Task item ::
For the data below, count the lines that have the string "title" and state that number by itself.

The input ::

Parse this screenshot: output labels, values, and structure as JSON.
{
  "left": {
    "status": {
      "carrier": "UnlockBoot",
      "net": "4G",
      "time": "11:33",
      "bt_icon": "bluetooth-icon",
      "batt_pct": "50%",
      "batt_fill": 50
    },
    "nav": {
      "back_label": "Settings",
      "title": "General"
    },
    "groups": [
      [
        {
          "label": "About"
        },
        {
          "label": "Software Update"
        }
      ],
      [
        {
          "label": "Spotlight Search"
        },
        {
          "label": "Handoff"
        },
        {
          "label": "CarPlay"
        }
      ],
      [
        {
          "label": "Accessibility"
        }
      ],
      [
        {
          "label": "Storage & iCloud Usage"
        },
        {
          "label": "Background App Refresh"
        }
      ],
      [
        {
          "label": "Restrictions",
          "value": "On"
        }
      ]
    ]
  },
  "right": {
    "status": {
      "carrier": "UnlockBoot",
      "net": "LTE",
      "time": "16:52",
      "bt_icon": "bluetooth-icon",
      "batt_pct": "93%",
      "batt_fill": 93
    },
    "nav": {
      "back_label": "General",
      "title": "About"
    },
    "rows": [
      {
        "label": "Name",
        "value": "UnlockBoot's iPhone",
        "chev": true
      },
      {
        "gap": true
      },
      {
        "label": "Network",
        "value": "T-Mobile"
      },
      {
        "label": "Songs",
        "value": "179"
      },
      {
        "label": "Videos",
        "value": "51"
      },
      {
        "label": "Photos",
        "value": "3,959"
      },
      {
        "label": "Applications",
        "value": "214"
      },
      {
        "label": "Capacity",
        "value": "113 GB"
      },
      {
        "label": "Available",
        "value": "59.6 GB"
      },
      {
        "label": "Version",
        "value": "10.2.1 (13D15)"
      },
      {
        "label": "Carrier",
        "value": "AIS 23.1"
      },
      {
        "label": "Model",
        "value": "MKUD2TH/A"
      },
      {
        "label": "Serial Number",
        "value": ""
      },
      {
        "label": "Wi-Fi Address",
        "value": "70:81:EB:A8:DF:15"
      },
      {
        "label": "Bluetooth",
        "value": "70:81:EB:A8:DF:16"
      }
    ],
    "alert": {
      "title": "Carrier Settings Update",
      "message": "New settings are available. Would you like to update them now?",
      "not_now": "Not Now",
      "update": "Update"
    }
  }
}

The answer ::
3